ABSTRACT: At the onset of the 21st century, it will be an era in which the very nature of what it means to be human will be both enriched and challenged, as our species breaks the shackles of its genetic legacy, and achieves inconceivable heights of intelligence, material progress, and longevity. The paradigm shift rate is now doubling every decade, so the twenty-first century will see 20,000 years of progress at today’s rate. Computation, communication, biological technologies (for example, DNA sequencing), brain scanning, knowledge of the human brain, and human knowledge in general are all accelerating at an even faster pace, generally doubling price-performance, capacity, and bandwidth every year. Three-dimensional molecular computing will provide the hardware for human-level "strong" AI well before 2030. The more important software insights will be gained in part from the reverse-engineering of the human brain, a process well under way. While the social and philosophical ramifications of these changes will be profound, and the threats they pose considerable, we will ultimately merge with our machines, live indefinitely, and be a billion times more intelligent...all within the next three to four decades.
BIO: Ray Kurzweil is one of the world’s leading inventors, thinkers, and futurists, with a thirty-year track record of accurate predictions.
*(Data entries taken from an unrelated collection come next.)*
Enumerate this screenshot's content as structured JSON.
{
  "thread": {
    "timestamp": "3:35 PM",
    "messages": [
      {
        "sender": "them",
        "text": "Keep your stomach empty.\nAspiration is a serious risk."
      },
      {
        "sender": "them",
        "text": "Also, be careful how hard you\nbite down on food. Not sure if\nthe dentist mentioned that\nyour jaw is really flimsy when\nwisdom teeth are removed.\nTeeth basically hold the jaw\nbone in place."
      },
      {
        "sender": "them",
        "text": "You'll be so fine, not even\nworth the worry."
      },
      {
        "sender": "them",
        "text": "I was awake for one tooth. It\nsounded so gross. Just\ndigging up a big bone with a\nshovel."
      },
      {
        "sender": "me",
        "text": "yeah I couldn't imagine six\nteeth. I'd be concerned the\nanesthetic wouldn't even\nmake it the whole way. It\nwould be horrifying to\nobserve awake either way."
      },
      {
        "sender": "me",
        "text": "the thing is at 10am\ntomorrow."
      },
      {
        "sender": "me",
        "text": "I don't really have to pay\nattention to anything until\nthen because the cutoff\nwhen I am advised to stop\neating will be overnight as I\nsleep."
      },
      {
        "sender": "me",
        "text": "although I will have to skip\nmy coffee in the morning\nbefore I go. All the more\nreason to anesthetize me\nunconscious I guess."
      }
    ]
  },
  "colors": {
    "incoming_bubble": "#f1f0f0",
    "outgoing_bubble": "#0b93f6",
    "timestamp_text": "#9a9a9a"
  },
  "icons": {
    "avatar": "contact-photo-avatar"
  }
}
Called "the restless genius" by The Wall Street Journal and "the ultimate thinking machine" by Forbes magazine, Kurzweil was selected as one of the top entrepreneurs by Inc. magazine, which described him as the "rightful heir to Thomas Edison." PBS selected him as one of the "sixteen revolutionaries who made America."
Kurzweil was the principal inventor of the first CCD flat-bed scanner, the first omni-font optical character recognition, the first print-to-speech reading machine for the blind, the first text-to-speech synthesizer, the first music synthesizer capable of recreating the grand piano and other orchestral instruments, and the first commercially marketed large-vocabulary speech recognition.
Among Kurzweil’s many honors, he is the recipient of the National Medal of Technology, was inducted into the National Inventors Hall of Fame, holds twenty honorary Doctorates, and honors from three U.S. presidents.
Ray has written five national best-selling books, including New York Times best sellers The Singularity Is Near (2005) and How To Create A Mind (2012). He is a Director of Engineering at Google heading up a team developing machine intelligence and natural language understanding.